Task to carry out »
In your copy, the records appear word for word and the pictures do not appear at all.

Data excerpts »
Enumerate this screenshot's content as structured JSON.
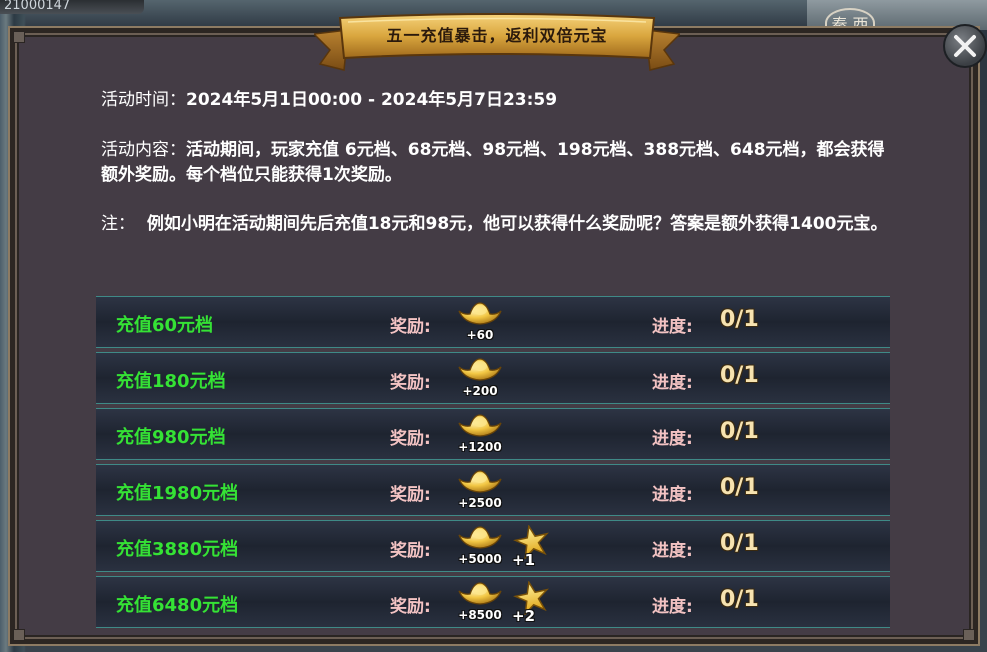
{
  "top_counter": "21000147",
  "map_corner": "秦 西",
  "banner": {
    "title": "五一充值暴击，返利双倍元宝"
  },
  "info": {
    "time_label": "活动时间：",
    "time_value": "2024年5月1日00:00 - 2024年5月7日23:59",
    "content_label": "活动内容：",
    "content_value": "活动期间，玩家充值 6元档、68元档、98元档、198元档、388元档、648元档，都会获得额外奖励。每个档位只能获得1次奖励。",
    "note_label": "注：",
    "note_value": "例如小明在活动期间先后充值18元和98元，他可以获得什么奖励呢？答案是额外获得1400元宝。"
  },
  "reward_label": "奖励:",
  "progress_label": "进度:",
  "tiers": [
    {
      "title": "充值60元档",
      "ingot": "+60",
      "star": null,
      "progress": "0/1"
    },
    {
      "title": "充值180元档",
      "ingot": "+200",
      "star": null,
      "progress": "0/1"
    },
    {
      "title": "充值980元档",
      "ingot": "+1200",
      "star": null,
      "progress": "0/1"
    },
    {
      "title": "充值1980元档",
      "ingot": "+2500",
      "star": null,
      "progress": "0/1"
    },
    {
      "title": "充值3880元档",
      "ingot": "+5000",
      "star": "+1",
      "progress": "0/1"
    },
    {
      "title": "充值6480元档",
      "ingot": "+8500",
      "star": "+2",
      "progress": "0/1"
    }
  ],
  "colors": {
    "tier_title": "#35e235",
    "label": "#f3c3c3",
    "panel": "#443c45",
    "banner": "#d9a63e"
  },
  "icons": {
    "close": "close-icon",
    "ingot": "gold-ingot-icon",
    "star": "gold-star-icon"
  }
}
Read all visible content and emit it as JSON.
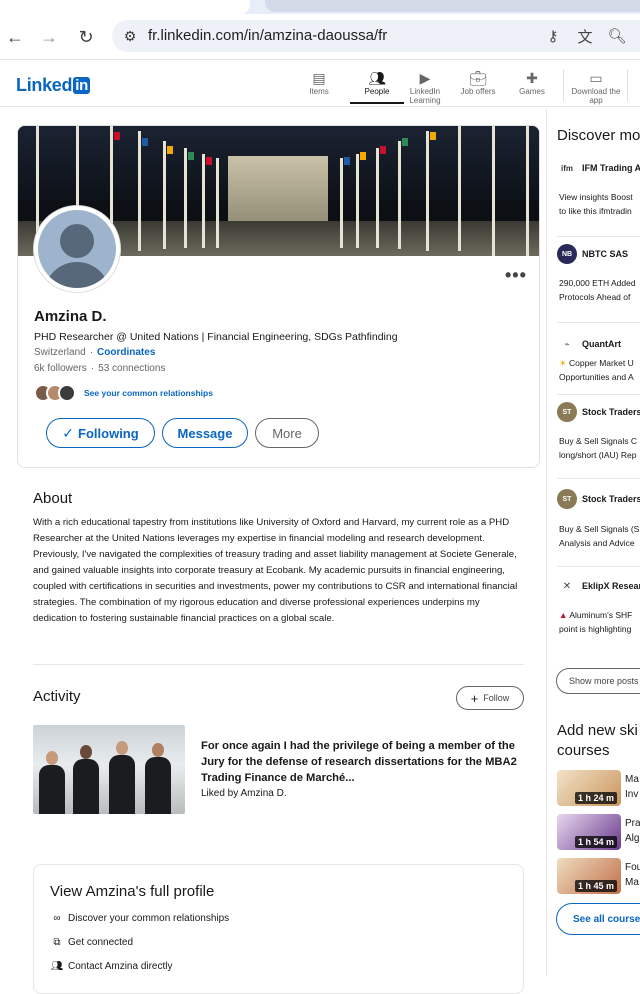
{
  "browser": {
    "url": "fr.linkedin.com/in/amzina-daoussa/fr"
  },
  "header": {
    "logo_text": "Linked",
    "logo_in": "in",
    "nav": [
      {
        "label": "Items",
        "icon": "items-icon"
      },
      {
        "label": "People",
        "icon": "people-icon"
      },
      {
        "label": "LinkedIn Learning",
        "icon": "learning-icon"
      },
      {
        "label": "Job offers",
        "icon": "jobs-icon"
      },
      {
        "label": "Games",
        "icon": "games-icon"
      },
      {
        "label": "Download the app",
        "icon": "download-app-icon"
      }
    ],
    "active_nav": "People"
  },
  "profile": {
    "name": "Amzina D.",
    "headline": "PHD Researcher @ United Nations | Financial Engineering, SDGs Pathfinding",
    "location": "Switzerland",
    "location_sep": "·",
    "coordinates_link": "Coordinates",
    "followers": "6k followers",
    "stats_sep": "·",
    "connections": "53 connections",
    "mutual_text": "See your common relationships",
    "buttons": {
      "following": "Following",
      "message": "Message",
      "more": "More"
    }
  },
  "about": {
    "heading": "About",
    "text": "With a rich educational tapestry from institutions like University of Oxford and Harvard, my current role as a PHD Researcher at the United Nations leverages my expertise in financial modeling and research development. Previously, I've navigated the complexities of treasury trading and asset liability management at Societe Generale, and gained valuable insights into corporate treasury at Ecobank. My academic pursuits in financial engineering, coupled with certifications in securities and investments, power my contributions to CSR and international financial strategies. The combination of my rigorous education and diverse professional experiences underpins my dedication to fostering sustainable financial practices on a global scale."
  },
  "activity": {
    "heading": "Activity",
    "follow_label": "Follow",
    "post_title": "For once again I had the privilege of being a member of the Jury for the defense of research dissertations for the MBA2 Trading Finance de Marché...",
    "post_sub": "Liked by Amzina D."
  },
  "full_profile": {
    "title": "View Amzina's full profile",
    "items": [
      "Discover your common relationships",
      "Get connected",
      "Contact Amzina directly"
    ]
  },
  "sidebar": {
    "title": "Discover mo",
    "posts": [
      {
        "name": "IFM Trading A",
        "logo": "ifm",
        "lines": [
          "View insights Boost",
          "to like this ifmtradin"
        ]
      },
      {
        "name": "NBTC SAS",
        "logo": "NB",
        "lines": [
          "290,000 ETH Added",
          "Protocols Ahead of"
        ]
      },
      {
        "name": "QuantArt",
        "logo": "Q",
        "lines": [
          "Copper Market U",
          "Opportunities and A"
        ]
      },
      {
        "name": "Stock Traders",
        "logo": "ST",
        "lines": [
          "Buy & Sell Signals C",
          "long/short (IAU) Rep"
        ]
      },
      {
        "name": "Stock Traders",
        "logo": "ST",
        "lines": [
          "Buy & Sell Signals (S",
          "Analysis and Advice"
        ]
      },
      {
        "name": "EklipX Researc",
        "logo": "E",
        "lines": [
          "Aluminum's SHF",
          "point is highlighting"
        ]
      }
    ],
    "show_more": "Show more posts",
    "add_skills": "Add new ski courses",
    "add_skills_l1": "Add new ski",
    "add_skills_l2": "courses",
    "courses": [
      {
        "duration": "1 h 24 m",
        "l1": "Ma",
        "l2": "Inv"
      },
      {
        "duration": "1 h 54 m",
        "l1": "Pra",
        "l2": "Alg"
      },
      {
        "duration": "1 h 45 m",
        "l1": "Fou",
        "l2": "Ma"
      }
    ],
    "see_all": "See all courses"
  },
  "colors": {
    "brand": "#0a66c2",
    "text": "#191919",
    "muted": "#666666"
  }
}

Answer area »
Enumerate this screenshot's content as structured JSON.
{
  "top_counter": "21000147",
  "map_corner": "秦 西",
  "banner": {
    "title": "五一充值暴击，返利双倍元宝"
  },
  "info": {
    "time_label": "活动时间：",
    "time_value": "2024年5月1日00:00 - 2024年5月7日23:59",
    "content_label": "活动内容：",
    "content_value": "活动期间，玩家充值 6元档、68元档、98元档、198元档、388元档、648元档，都会获得额外奖励。每个档位只能获得1次奖励。",
    "note_label": "注：",
    "note_value": "例如小明在活动期间先后充值18元和98元，他可以获得什么奖励呢？答案是额外获得1400元宝。"
  },
  "reward_label": "奖励:",
  "progress_label": "进度:",
  "tiers": [
    {
      "title": "充值60元档",
      "ingot": "+60",
      "star": null,
      "progress": "0/1"
    },
    {
      "title": "充值180元档",
      "ingot": "+200",
      "star": null,
      "progress": "0/1"
    },
    {
      "title": "充值980元档",
      "ingot": "+1200",
      "star": null,
      "progress": "0/1"
    },
    {
      "title": "充值1980元档",
      "ingot": "+2500",
      "star": null,
      "progress": "0/1"
    },
    {
      "title": "充值3880元档",
      "ingot": "+5000",
      "star": "+1",
      "progress": "0/1"
    },
    {
      "title": "充值6480元档",
      "ingot": "+8500",
      "star": "+2",
      "progress": "0/1"
    }
  ],
  "colors": {
    "tier_title": "#35e235",
    "label": "#f3c3c3",
    "panel": "#443c45",
    "banner": "#d9a63e"
  },
  "icons": {
    "close": "close-icon",
    "ingot": "gold-ingot-icon",
    "star": "gold-star-icon"
  }
}
Read all visible content and emit it as JSON.
{
  "browser": {
    "url": "fr.linkedin.com/in/amzina-daoussa/fr"
  },
  "header": {
    "logo_text": "Linked",
    "logo_in": "in",
    "nav": [
      {
        "label": "Items",
        "icon": "items-icon"
      },
      {
        "label": "People",
        "icon": "people-icon"
      },
      {
        "label": "LinkedIn Learning",
        "icon": "learning-icon"
      },
      {
        "label": "Job offers",
        "icon": "jobs-icon"
      },
      {
        "label": "Games",
        "icon": "games-icon"
      },
      {
        "label": "Download the app",
        "icon": "download-app-icon"
      }
    ],
    "active_nav": "People"
  },
  "profile": {
    "name": "Amzina D.",
    "headline": "PHD Researcher @ United Nations | Financial Engineering, SDGs Pathfinding",
    "location": "Switzerland",
    "location_sep": "·",
    "coordinates_link": "Coordinates",
    "followers": "6k followers",
    "stats_sep": "·",
    "connections": "53 connections",
    "mutual_text": "See your common relationships",
    "buttons": {
      "following": "Following",
      "message": "Message",
      "more": "More"
    }
  },
  "about": {
    "heading": "About",
    "text": "With a rich educational tapestry from institutions like University of Oxford and Harvard, my current role as a PHD Researcher at the United Nations leverages my expertise in financial modeling and research development. Previously, I've navigated the complexities of treasury trading and asset liability management at Societe Generale, and gained valuable insights into corporate treasury at Ecobank. My academic pursuits in financial engineering, coupled with certifications in securities and investments, power my contributions to CSR and international financial strategies. The combination of my rigorous education and diverse professional experiences underpins my dedication to fostering sustainable financial practices on a global scale."
  },
  "activity": {
    "heading": "Activity",
    "follow_label": "Follow",
    "post_title": "For once again I had the privilege of being a member of the Jury for the defense of research dissertations for the MBA2 Trading Finance de Marché...",
    "post_sub": "Liked by Amzina D."
  },
  "full_profile": {
    "title": "View Amzina's full profile",
    "items": [
      "Discover your common relationships",
      "Get connected",
      "Contact Amzina directly"
    ]
  },
  "sidebar": {
    "title": "Discover mo",
    "posts": [
      {
        "name": "IFM Trading A",
        "logo": "ifm",
        "lines": [
          "View insights Boost",
          "to like this ifmtradin"
        ]
      },
      {
        "name": "NBTC SAS",
        "logo": "NB",
        "lines": [
          "290,000 ETH Added",
          "Protocols Ahead of"
        ]
      },
      {
        "name": "QuantArt",
        "logo": "Q",
        "lines": [
          "Copper Market U",
          "Opportunities and A"
        ]
      },
      {
        "name": "Stock Traders",
        "logo": "ST",
        "lines": [
          "Buy & Sell Signals C",
          "long/short (IAU) Rep"
        ]
      },
      {
        "name": "Stock Traders",
        "logo": "ST",
        "lines": [
          "Buy & Sell Signals (S",
          "Analysis and Advice"
        ]
      },
      {
        "name": "EklipX Researc",
        "logo": "E",
        "lines": [
          "Aluminum's SHF",
          "point is highlighting"
        ]
      }
    ],
    "show_more": "Show more posts",
    "add_skills": "Add new ski courses",
    "add_skills_l1": "Add new ski",
    "add_skills_l2": "courses",
    "courses": [
      {
        "duration": "1 h 24 m",
        "l1": "Ma",
        "l2": "Inv"
      },
      {
        "duration": "1 h 54 m",
        "l1": "Pra",
        "l2": "Alg"
      },
      {
        "duration": "1 h 45 m",
        "l1": "Fou",
        "l2": "Ma"
      }
    ],
    "see_all": "See all courses"
  },
  "colors": {
    "brand": "#0a66c2",
    "text": "#191919",
    "muted": "#666666"
  }
}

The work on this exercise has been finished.